**Working data**

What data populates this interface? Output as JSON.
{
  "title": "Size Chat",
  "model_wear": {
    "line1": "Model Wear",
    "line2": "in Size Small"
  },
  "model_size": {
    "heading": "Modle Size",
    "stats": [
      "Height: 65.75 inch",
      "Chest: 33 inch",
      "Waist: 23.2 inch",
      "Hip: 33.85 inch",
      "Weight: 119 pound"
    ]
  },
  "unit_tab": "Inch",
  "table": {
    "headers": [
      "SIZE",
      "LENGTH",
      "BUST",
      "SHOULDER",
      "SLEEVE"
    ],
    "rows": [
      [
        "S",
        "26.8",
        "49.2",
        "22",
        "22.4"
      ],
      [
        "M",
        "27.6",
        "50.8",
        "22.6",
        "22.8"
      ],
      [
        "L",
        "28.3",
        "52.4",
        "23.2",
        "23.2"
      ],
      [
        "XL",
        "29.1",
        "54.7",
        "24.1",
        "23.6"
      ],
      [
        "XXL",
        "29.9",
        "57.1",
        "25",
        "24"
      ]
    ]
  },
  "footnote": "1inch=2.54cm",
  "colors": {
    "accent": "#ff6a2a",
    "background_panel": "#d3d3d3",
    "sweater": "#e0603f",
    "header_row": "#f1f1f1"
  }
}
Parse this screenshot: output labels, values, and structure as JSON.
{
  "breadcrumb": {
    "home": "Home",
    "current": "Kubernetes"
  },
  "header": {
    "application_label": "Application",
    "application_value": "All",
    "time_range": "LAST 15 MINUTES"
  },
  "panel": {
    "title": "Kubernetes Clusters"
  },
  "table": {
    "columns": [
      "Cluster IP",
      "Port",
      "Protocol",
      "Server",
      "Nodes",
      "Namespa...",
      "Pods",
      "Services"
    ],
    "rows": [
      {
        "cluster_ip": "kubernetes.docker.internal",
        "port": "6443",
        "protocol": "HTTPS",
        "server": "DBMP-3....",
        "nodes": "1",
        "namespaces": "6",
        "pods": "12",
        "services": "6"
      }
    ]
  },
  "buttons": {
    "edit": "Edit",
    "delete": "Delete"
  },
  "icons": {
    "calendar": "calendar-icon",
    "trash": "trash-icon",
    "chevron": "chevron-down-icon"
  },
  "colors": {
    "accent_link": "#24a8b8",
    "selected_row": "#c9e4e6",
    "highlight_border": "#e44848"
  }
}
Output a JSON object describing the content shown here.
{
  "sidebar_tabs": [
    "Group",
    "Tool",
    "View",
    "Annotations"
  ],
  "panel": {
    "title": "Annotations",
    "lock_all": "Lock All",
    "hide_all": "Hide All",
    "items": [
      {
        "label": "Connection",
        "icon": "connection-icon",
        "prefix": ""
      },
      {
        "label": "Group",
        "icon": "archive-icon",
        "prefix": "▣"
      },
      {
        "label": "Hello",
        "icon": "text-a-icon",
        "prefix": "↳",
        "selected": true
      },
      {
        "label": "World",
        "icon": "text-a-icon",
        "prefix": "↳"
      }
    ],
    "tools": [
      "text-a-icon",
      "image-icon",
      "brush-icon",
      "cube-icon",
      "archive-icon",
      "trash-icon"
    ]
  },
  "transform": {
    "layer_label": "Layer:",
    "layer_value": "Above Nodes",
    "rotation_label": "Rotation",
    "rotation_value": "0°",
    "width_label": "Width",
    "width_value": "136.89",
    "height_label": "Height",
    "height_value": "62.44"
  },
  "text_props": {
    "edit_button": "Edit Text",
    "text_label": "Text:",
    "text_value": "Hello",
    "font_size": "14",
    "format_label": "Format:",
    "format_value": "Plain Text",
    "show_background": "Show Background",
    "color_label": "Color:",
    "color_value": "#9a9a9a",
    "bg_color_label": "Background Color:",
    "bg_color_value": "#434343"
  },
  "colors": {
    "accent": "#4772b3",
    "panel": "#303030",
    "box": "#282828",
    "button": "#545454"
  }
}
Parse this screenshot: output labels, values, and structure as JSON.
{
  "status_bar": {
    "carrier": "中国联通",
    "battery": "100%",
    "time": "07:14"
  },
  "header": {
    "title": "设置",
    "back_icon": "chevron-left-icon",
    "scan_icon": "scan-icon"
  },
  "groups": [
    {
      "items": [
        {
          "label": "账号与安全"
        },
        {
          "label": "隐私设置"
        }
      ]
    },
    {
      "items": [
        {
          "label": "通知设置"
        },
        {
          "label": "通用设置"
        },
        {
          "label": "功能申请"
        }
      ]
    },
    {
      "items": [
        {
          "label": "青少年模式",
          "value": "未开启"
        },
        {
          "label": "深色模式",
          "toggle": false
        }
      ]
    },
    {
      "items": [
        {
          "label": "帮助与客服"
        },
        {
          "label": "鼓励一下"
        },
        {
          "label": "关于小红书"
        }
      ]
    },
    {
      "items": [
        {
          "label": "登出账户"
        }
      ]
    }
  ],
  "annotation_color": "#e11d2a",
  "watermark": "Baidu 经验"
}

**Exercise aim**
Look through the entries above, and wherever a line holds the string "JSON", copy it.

**Response area**
What data populates this interface? Output as JSON.
Parse this screenshot: output labels, values, and structure as JSON.
Output a JSON object describing the content shown here.
Parse this screenshot: output labels, values, and structure as JSON.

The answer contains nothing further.